Michael Waltz, U.S. Congressman, R-Florida
Ro Khanna, U.S. Congressman, D-California
Ryan Heath, Senior Editor, POLITICO


The withdrawal of American troops from Afghanistan requires a reassessment of global power dynamics. Representative Michael Waltz, U.S. Congressman, R-Florida, expressed his support for the Biden Administration’s new defense partnership with Australia given China’s aggressiveness in the Indo-Pacific region. Representative Ro Khanna, U.S. Congressman, D-California, agreed, reinforcing bipartisan support for the move. 

Ryan Heath, Senior Editor at POLITICO, asked the congressmen about India’s role. Rep. Waltz noted that India may be our most consequential partnership and that the U.S. needs to work to develop it further. He expressed concern that unrest in Afghanistan may destabilize the region. Rep. Khanna offered support for India as a pluralistic democracy that shares U.S. faith in markets and entrepreneurship. Given India’s history of colonization, the country is still developing as a democracy.

Health asked whether China was poised to sweep into Afghanistan after the U.S. withdrawal. Rep. Khanna expressed his belief that withdrawal was the correct decision and explained that the U.S., as a pluralistic nation of immigrants, remains strong. Rep. Waltz expressed greater concern about the Taliban and the erosion of rights under their leadership, especially for women. He worried that the U.S. would need to reestablish a presence in Afghanistan, as it did post-withdrawal in Iraq, to deal with terrorist threats. Both congressmen agreed about the need for accountability for mistakes made during the war, during withdrawal, and continuing today. 

China is our greatest adversary and is on a path—I believe, in President Xi’s own words—to replace the American Dream with the China Dream. We’re going to compete with that by being strong with our alliances.

Rep. Michael Waltz

I think withdrawal was the right decision, and we can now invest that money to make sure we’re winning in science, AI, the space race, synthetic biology, clean technology, and all of the things that are going to make us more competitive than China.

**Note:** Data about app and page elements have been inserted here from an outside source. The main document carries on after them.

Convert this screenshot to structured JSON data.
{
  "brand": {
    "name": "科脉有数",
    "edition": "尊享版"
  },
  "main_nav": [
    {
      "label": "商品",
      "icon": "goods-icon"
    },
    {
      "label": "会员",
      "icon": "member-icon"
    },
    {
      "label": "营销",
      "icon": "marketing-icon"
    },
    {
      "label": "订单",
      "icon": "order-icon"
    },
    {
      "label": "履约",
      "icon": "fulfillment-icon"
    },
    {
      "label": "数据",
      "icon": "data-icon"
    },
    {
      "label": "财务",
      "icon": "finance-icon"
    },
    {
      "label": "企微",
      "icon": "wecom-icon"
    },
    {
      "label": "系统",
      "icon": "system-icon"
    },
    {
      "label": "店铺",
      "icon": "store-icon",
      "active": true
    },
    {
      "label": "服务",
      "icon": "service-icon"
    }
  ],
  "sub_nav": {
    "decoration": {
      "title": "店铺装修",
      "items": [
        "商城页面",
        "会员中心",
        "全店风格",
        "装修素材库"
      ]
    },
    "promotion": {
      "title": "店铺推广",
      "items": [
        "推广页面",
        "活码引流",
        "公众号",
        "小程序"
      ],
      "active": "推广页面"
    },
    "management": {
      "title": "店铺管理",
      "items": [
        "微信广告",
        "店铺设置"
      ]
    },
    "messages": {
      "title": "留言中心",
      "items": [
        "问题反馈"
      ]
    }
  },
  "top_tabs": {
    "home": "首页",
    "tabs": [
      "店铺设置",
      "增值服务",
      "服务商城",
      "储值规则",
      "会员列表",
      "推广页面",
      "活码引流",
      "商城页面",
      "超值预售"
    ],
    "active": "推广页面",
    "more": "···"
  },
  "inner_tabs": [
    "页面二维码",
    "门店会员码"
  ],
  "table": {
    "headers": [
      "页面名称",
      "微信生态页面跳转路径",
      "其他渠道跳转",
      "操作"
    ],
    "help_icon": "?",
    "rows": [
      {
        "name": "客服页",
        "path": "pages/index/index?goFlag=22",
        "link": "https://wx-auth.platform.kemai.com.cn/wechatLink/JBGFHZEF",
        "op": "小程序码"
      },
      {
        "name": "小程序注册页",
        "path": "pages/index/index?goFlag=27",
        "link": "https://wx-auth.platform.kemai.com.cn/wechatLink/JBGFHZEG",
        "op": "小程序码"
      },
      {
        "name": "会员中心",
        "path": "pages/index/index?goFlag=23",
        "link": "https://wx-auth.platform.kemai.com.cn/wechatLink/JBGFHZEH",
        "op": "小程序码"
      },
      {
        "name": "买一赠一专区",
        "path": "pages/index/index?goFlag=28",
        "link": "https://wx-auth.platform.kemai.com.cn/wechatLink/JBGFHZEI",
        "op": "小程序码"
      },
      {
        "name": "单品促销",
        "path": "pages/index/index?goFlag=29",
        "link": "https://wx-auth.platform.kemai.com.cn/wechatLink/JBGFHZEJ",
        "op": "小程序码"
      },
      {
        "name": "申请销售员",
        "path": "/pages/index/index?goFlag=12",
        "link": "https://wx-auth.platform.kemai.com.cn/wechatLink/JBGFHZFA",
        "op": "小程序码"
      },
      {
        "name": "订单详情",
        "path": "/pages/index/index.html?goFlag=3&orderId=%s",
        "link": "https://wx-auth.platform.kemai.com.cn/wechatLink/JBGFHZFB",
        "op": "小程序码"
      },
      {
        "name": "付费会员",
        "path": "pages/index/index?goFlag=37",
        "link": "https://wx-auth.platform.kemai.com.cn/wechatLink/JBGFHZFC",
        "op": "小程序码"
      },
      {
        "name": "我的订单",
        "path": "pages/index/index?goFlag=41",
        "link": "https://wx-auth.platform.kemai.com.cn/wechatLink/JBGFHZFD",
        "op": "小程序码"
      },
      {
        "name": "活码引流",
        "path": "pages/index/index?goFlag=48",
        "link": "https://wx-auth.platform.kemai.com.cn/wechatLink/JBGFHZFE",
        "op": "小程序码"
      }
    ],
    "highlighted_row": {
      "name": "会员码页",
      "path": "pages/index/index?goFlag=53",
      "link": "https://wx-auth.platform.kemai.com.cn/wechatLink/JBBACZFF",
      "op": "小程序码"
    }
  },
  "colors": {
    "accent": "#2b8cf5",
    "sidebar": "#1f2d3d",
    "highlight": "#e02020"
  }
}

Rep. Ro Khanna

Can I take it that you both support more accountability about what happens next in Afghanistan? There will be further inquiry in Congress.

Ryan Heath

Key takeaways & next steps:

  • The messy withdrawal from Afghanistan has divided U.S. politics, but the actual results in the region are not yet known. 
  • Accountability requires an honest assessment of the mistakes that were made during the conflict, from the Bush Administration through the Biden Administration.